A Closer Look at Native Advertising [Feb. 27, 2015]
By Tom Wentworth
Native advertising hit its stride last year. “Paid posts,” which gained popularity on new media platforms like Buzzfeed and Business Insider, started popping up in venerable publishers like The New York Times and The Wall Street Journal. And big brands have jumped on these sponsored content opportunities, including Dell and Shell, who have both invested in the creation of native advertising units within The New York Times.
While some brands find that native advertising “works,” as measured by clicks, it doesn’t always prove to be a valuable way to build and develop an audience. Many consumers question the credibility of sponsored posts, and will navigate away from pages that contain the dreaded “sponsored by” message.
In order to prevent this negative reaction from consumers, brands need to integrate native advertising efforts into a larger content marketing strategy. Brands today have essentially become publishers — from beefing up their corporate blog, to integrating content into product marketing campaigns. By creating a more comprehensive content strategy among all of their branded platforms, brands will find more success with third-party content campaigns like native advertising.
Some tips to get started:
1. Create Regular Content
Brands need to become a source of content that educates, entertains and inspires audiences, not “advertises” to them. In order to shift consumer perception from brand to publisher, brands need to establish a steady cadence of content creation on their own website’s blog or in other marketing materials before embarking on a native advertising campaign.
Once a brand builds a fan following for their internally generated content, consumers will be more open to seeing them post content on third-party publishers, like news sites. Chipotle is a prime example of a publisher-brand who has created a stream of valuable, interesting content that fans have come to know and love. They’ve experimented with content in a variety of places — from their tumblr page full of beautiful visuals, to a four-part satirical TV series on Hulu about the agricultural industry and how food is raised. The Hulu series was a way to shed light on the importance of eating food with integrity — selections with ingredients like those served at Chipotle.
The series, and other content streams hosted on their own site, established Chipotle as a source of information about agriculture and let customers know about the ingredients used in all meals.
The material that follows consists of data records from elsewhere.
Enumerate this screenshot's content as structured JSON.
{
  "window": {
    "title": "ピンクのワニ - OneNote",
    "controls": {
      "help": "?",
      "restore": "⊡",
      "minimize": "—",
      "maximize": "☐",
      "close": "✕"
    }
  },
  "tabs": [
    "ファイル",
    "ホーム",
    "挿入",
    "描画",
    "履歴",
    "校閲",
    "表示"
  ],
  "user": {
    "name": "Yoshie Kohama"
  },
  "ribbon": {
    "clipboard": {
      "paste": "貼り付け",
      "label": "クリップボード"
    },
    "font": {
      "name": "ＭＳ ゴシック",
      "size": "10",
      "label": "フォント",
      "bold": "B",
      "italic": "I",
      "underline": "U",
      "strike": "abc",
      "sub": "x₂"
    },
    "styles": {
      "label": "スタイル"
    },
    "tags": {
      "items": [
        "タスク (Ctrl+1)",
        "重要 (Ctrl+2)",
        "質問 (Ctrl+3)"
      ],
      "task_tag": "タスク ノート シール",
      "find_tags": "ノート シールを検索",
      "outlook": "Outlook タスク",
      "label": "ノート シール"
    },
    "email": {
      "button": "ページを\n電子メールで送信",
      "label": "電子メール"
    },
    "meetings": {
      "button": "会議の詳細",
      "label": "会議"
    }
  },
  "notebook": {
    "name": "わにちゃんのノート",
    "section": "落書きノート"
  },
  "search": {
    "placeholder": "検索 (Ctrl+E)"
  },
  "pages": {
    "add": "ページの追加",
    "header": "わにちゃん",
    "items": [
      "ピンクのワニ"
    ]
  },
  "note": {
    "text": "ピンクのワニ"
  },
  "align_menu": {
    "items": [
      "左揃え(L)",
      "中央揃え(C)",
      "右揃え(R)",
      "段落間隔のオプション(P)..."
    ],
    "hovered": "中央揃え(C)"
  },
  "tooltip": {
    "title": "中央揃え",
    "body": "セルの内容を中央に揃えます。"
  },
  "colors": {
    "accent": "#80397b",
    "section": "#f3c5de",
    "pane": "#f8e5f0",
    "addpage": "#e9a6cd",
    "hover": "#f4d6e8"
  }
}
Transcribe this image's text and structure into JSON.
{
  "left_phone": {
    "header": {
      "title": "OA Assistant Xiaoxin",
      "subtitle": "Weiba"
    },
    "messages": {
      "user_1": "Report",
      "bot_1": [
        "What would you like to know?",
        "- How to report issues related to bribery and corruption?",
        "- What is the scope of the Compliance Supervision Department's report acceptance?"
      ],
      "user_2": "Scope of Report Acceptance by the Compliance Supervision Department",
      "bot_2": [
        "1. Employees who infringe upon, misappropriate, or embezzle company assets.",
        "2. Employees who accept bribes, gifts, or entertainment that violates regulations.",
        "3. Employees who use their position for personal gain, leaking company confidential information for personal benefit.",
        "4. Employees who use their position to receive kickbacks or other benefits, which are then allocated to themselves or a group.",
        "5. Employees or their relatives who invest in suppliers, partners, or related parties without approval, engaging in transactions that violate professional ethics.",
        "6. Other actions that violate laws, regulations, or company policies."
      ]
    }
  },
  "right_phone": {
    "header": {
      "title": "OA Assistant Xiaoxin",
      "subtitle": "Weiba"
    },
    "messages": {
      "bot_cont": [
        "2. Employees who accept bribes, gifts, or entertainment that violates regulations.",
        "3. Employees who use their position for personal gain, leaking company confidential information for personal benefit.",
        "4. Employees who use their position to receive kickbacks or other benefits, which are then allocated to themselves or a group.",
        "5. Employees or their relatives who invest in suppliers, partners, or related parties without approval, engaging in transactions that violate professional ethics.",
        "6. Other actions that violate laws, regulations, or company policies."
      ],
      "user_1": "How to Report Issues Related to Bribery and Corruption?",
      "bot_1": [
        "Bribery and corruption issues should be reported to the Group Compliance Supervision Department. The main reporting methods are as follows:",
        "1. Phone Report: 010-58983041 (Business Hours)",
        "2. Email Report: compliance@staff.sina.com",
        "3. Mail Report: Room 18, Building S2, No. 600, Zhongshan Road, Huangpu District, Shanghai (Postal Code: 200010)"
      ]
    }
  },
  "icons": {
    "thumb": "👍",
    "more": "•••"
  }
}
This in turn provided an opportunity for Chipotle to create well-received native advertising campaigns about those same topics on third-party news sites, like the “Food for Thought” series on The Huffington Post.